ASSIGNMENT: Looking at the data, count the lines where the word "ORCHARDS" occurs and answer with only the number.

GIVEN DATA:
*** Block opens ***

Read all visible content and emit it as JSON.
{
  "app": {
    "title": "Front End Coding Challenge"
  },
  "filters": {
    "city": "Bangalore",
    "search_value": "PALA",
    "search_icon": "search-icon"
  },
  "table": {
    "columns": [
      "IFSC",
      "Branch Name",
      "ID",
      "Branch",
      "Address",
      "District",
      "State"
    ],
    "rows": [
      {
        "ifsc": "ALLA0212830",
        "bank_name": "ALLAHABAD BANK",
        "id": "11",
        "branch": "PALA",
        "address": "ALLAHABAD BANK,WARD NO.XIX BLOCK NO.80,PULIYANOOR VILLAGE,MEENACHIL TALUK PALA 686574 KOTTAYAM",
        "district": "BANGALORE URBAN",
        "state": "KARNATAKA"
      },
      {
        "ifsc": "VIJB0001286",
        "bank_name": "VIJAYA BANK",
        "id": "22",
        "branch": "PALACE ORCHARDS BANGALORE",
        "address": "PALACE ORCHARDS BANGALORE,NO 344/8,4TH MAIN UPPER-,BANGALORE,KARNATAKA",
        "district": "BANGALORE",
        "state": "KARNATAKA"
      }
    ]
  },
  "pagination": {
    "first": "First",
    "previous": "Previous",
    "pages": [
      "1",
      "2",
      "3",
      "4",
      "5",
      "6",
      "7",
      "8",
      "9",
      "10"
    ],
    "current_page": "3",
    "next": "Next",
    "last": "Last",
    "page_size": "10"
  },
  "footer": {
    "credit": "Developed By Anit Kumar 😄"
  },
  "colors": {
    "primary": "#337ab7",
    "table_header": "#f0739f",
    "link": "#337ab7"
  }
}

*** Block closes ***
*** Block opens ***

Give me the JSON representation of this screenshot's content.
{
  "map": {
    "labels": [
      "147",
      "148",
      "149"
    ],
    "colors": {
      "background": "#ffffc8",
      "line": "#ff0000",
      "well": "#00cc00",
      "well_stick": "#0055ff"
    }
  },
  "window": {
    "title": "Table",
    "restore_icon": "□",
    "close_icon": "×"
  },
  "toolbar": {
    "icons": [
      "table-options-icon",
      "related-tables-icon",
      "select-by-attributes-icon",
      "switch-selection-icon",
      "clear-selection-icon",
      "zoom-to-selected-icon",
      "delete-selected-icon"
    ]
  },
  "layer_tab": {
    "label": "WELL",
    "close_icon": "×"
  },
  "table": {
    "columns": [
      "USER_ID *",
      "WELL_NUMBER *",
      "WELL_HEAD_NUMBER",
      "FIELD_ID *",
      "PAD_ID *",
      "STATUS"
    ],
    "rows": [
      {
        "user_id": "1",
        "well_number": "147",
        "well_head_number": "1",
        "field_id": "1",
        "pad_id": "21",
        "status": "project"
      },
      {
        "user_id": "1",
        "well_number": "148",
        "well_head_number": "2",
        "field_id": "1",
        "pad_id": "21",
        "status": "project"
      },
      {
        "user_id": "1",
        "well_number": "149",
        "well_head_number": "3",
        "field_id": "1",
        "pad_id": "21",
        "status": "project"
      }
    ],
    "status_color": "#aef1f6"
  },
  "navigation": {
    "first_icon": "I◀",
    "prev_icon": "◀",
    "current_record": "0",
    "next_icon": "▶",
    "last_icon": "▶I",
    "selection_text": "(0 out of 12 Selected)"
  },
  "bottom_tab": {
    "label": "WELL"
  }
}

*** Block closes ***
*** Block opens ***

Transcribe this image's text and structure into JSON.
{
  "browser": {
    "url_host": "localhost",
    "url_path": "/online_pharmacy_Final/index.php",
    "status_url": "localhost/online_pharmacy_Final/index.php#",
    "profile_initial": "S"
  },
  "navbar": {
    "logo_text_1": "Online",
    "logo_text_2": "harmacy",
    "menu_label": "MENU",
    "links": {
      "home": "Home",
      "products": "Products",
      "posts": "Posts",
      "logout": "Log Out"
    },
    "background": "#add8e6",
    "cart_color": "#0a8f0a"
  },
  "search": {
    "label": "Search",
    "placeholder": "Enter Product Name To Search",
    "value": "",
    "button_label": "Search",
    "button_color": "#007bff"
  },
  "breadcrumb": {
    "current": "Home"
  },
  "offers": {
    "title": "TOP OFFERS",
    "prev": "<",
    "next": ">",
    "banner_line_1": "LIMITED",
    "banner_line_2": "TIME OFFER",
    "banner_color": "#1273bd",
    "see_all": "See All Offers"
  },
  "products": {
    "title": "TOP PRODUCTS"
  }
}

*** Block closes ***

RESULT: 2